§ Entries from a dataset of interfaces

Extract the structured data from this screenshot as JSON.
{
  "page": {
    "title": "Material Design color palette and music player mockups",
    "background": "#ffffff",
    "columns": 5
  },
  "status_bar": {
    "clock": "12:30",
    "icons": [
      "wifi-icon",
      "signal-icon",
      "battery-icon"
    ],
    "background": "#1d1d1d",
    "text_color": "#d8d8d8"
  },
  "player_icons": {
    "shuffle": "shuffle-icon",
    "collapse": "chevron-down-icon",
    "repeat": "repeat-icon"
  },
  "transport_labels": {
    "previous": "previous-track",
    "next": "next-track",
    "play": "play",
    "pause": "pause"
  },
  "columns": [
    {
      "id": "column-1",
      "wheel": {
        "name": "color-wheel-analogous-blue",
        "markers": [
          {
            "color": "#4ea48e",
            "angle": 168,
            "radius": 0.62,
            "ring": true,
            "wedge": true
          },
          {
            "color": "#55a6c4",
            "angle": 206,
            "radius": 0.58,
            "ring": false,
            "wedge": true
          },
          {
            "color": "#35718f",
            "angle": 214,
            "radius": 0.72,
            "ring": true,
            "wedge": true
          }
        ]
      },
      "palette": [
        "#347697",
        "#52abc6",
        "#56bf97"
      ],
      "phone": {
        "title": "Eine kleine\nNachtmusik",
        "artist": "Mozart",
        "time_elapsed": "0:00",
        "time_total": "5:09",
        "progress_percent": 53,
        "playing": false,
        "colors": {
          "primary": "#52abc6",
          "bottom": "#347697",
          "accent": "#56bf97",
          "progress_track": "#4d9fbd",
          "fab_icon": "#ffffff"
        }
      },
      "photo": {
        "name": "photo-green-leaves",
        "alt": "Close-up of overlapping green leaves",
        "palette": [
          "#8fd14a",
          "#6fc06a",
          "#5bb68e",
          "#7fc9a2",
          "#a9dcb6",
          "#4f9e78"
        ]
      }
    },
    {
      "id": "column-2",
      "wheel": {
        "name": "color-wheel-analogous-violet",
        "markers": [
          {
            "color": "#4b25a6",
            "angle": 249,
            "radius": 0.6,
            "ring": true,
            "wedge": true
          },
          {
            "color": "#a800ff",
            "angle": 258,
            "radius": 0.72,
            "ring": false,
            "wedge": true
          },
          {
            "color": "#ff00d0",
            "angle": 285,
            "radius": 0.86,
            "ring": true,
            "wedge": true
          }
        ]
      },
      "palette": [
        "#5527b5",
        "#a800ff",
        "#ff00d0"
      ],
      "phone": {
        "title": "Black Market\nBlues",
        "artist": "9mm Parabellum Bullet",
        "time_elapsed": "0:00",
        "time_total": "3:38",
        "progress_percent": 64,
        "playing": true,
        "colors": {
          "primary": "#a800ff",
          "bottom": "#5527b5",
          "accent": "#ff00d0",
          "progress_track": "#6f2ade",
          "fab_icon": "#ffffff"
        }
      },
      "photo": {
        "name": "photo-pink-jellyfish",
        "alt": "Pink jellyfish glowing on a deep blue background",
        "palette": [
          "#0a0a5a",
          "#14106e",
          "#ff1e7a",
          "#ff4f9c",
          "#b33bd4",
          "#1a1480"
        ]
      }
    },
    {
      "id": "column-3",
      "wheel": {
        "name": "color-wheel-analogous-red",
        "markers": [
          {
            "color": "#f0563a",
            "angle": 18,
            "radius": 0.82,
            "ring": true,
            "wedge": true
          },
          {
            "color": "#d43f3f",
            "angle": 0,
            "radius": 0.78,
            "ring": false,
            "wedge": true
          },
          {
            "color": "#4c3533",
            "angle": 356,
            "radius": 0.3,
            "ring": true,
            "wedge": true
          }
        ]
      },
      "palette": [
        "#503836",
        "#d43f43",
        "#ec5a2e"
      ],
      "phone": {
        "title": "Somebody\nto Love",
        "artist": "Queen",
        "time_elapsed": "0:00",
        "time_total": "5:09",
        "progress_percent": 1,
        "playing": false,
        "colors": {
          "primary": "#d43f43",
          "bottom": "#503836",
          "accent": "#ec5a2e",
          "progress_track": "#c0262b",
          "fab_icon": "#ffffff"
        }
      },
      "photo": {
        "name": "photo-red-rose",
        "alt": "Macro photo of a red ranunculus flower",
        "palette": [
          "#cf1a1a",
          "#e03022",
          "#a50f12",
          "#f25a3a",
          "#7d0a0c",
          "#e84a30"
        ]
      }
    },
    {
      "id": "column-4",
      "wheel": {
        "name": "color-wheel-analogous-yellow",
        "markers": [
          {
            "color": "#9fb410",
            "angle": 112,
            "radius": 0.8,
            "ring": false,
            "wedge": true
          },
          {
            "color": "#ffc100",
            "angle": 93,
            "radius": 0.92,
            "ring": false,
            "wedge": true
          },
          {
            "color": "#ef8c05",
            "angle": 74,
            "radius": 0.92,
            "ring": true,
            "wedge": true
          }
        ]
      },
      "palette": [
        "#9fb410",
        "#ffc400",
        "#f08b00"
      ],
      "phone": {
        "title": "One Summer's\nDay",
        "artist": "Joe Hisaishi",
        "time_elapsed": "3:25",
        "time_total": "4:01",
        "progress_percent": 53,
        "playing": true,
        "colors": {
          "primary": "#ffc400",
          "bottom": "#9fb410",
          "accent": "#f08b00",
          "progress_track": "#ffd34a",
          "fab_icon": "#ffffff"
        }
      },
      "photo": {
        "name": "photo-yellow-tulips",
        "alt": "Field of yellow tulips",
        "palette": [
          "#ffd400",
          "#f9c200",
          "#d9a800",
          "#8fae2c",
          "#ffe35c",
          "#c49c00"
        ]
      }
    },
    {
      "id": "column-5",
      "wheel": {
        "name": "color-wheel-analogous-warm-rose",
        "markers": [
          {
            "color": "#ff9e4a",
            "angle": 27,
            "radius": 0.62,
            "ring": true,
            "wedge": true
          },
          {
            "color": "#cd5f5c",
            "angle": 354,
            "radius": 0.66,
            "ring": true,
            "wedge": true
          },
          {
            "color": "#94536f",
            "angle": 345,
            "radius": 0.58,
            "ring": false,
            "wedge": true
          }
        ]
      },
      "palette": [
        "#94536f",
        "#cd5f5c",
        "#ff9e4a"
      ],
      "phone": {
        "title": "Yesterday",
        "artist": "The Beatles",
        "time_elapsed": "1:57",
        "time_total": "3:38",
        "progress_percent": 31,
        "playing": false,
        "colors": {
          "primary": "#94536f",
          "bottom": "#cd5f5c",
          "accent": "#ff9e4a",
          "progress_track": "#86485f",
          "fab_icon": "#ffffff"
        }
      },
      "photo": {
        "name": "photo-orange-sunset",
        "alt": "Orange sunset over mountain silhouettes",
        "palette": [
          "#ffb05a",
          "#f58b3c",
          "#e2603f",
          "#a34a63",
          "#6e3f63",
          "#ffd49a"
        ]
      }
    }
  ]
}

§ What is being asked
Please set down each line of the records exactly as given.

§ Task solution
Extract the structured data from this screenshot as JSON.
{
  "page": {
    "title": "Material Design color palette and music player mockups",
    "background": "#ffffff",
    "columns": 5
  },
  "status_bar": {
    "clock": "12:30",
    "icons": [
      "wifi-icon",
      "signal-icon",
      "battery-icon"
    ],
    "background": "#1d1d1d",
    "text_color": "#d8d8d8"
  },
  "player_icons": {
    "shuffle": "shuffle-icon",
    "collapse": "chevron-down-icon",
    "repeat": "repeat-icon"
  },
  "transport_labels": {
    "previous": "previous-track",
    "next": "next-track",
    "play": "play",
    "pause": "pause"
  },
  "columns": [
    {
      "id": "column-1",
      "wheel": {
        "name": "color-wheel-analogous-blue",
        "markers": [
          {
            "color": "#4ea48e",
            "angle": 168,
            "radius": 0.62,
            "ring": true,
            "wedge": true
          },
          {
            "color": "#55a6c4",
            "angle": 206,
            "radius": 0.58,
            "ring": false,
            "wedge": true
          },
          {
            "color": "#35718f",
            "angle": 214,
            "radius": 0.72,
            "ring": true,
            "wedge": true
          }
        ]
      },
      "palette": [
        "#347697",
        "#52abc6",
        "#56bf97"
      ],
      "phone": {
        "title": "Eine kleine\nNachtmusik",
        "artist": "Mozart",
        "time_elapsed": "0:00",
        "time_total": "5:09",
        "progress_percent": 53,
        "playing": false,
        "colors": {
          "primary": "#52abc6",
          "bottom": "#347697",
          "accent": "#56bf97",
          "progress_track": "#4d9fbd",
          "fab_icon": "#ffffff"
        }
      },
      "photo": {
        "name": "photo-green-leaves",
        "alt": "Close-up of overlapping green leaves",
        "palette": [
          "#8fd14a",
          "#6fc06a",
          "#5bb68e",
          "#7fc9a2",
          "#a9dcb6",
          "#4f9e78"
        ]
      }
    },
    {
      "id": "column-2",
      "wheel": {
        "name": "color-wheel-analogous-violet",
        "markers": [
          {
            "color": "#4b25a6",
            "angle": 249,
            "radius": 0.6,
            "ring": true,
            "wedge": true
          },
          {
            "color": "#a800ff",
            "angle": 258,
            "radius": 0.72,
            "ring": false,
            "wedge": true
          },
          {
            "color": "#ff00d0",
            "angle": 285,
            "radius": 0.86,
            "ring": true,
            "wedge": true
          }
        ]
      },
      "palette": [
        "#5527b5",
        "#a800ff",
        "#ff00d0"
      ],
      "phone": {
        "title": "Black Market\nBlues",
        "artist": "9mm Parabellum Bullet",
        "time_elapsed": "0:00",
        "time_total": "3:38",
        "progress_percent": 64,
        "playing": true,
        "colors": {
          "primary": "#a800ff",
          "bottom": "#5527b5",
          "accent": "#ff00d0",
          "progress_track": "#6f2ade",
          "fab_icon": "#ffffff"
        }
      },
      "photo": {
        "name": "photo-pink-jellyfish",
        "alt": "Pink jellyfish glowing on a deep blue background",
        "palette": [
          "#0a0a5a",
          "#14106e",
          "#ff1e7a",
          "#ff4f9c",
          "#b33bd4",
          "#1a1480"
        ]
      }
    },
    {
      "id": "column-3",
      "wheel": {
        "name": "color-wheel-analogous-red",
        "markers": [
          {
            "color": "#f0563a",
            "angle": 18,
            "radius": 0.82,
            "ring": true,
            "wedge": true
          },
          {
            "color": "#d43f3f",
            "angle": 0,
            "radius": 0.78,
            "ring": false,
            "wedge": true
          },
          {
            "color": "#4c3533",
            "angle": 356,
            "radius": 0.3,
            "ring": true,
            "wedge": true
          }
        ]
      },
      "palette": [
        "#503836",
        "#d43f43",
        "#ec5a2e"
      ],
      "phone": {
        "title": "Somebody\nto Love",
        "artist": "Queen",
        "time_elapsed": "0:00",
        "time_total": "5:09",
        "progress_percent": 1,
        "playing": false,
        "colors": {
          "primary": "#d43f43",
          "bottom": "#503836",
          "accent": "#ec5a2e",
          "progress_track": "#c0262b",
          "fab_icon": "#ffffff"
        }
      },
      "photo": {
        "name": "photo-red-rose",
        "alt": "Macro photo of a red ranunculus flower",
        "palette": [
          "#cf1a1a",
          "#e03022",
          "#a50f12",
          "#f25a3a",
          "#7d0a0c",
          "#e84a30"
        ]
      }
    },
    {
      "id": "column-4",
      "wheel": {
        "name": "color-wheel-analogous-yellow",
        "markers": [
          {
            "color": "#9fb410",
            "angle": 112,
            "radius": 0.8,
            "ring": false,
            "wedge": true
          },
          {
            "color": "#ffc100",
            "angle": 93,
            "radius": 0.92,
            "ring": false,
            "wedge": true
          },
          {
            "color": "#ef8c05",
            "angle": 74,
            "radius": 0.92,
            "ring": true,
            "wedge": true
          }
        ]
      },
      "palette": [
        "#9fb410",
        "#ffc400",
        "#f08b00"
      ],
      "phone": {
        "title": "One Summer's\nDay",
        "artist": "Joe Hisaishi",
        "time_elapsed": "3:25",
        "time_total": "4:01",
        "progress_percent": 53,
        "playing": true,
        "colors": {
          "primary": "#ffc400",
          "bottom": "#9fb410",
          "accent": "#f08b00",
          "progress_track": "#ffd34a",
          "fab_icon": "#ffffff"
        }
      },
      "photo": {
        "name": "photo-yellow-tulips",
        "alt": "Field of yellow tulips",
        "palette": [
          "#ffd400",
          "#f9c200",
          "#d9a800",
          "#8fae2c",
          "#ffe35c",
          "#c49c00"
        ]
      }
    },
    {
      "id": "column-5",
      "wheel": {
        "name": "color-wheel-analogous-warm-rose",
        "markers": [
          {
            "color": "#ff9e4a",
            "angle": 27,
            "radius": 0.62,
            "ring": true,
            "wedge": true
          },
          {
            "color": "#cd5f5c",
            "angle": 354,
            "radius": 0.66,
            "ring": true,
            "wedge": true
          },
          {
            "color": "#94536f",
            "angle": 345,
            "radius": 0.58,
            "ring": false,
            "wedge": true
          }
        ]
      },
      "palette": [
        "#94536f",
        "#cd5f5c",
        "#ff9e4a"
      ],
      "phone": {
        "title": "Yesterday",
        "artist": "The Beatles",
        "time_elapsed": "1:57",
        "time_total": "3:38",
        "progress_percent": 31,
        "playing": false,
        "colors": {
          "primary": "#94536f",
          "bottom": "#cd5f5c",
          "accent": "#ff9e4a",
          "progress_track": "#86485f",
          "fab_icon": "#ffffff"
        }
      },
      "photo": {
        "name": "photo-orange-sunset",
        "alt": "Orange sunset over mountain silhouettes",
        "palette": [
          "#ffb05a",
          "#f58b3c",
          "#e2603f",
          "#a34a63",
          "#6e3f63",
          "#ffd49a"
        ]
      }
    }
  ]
}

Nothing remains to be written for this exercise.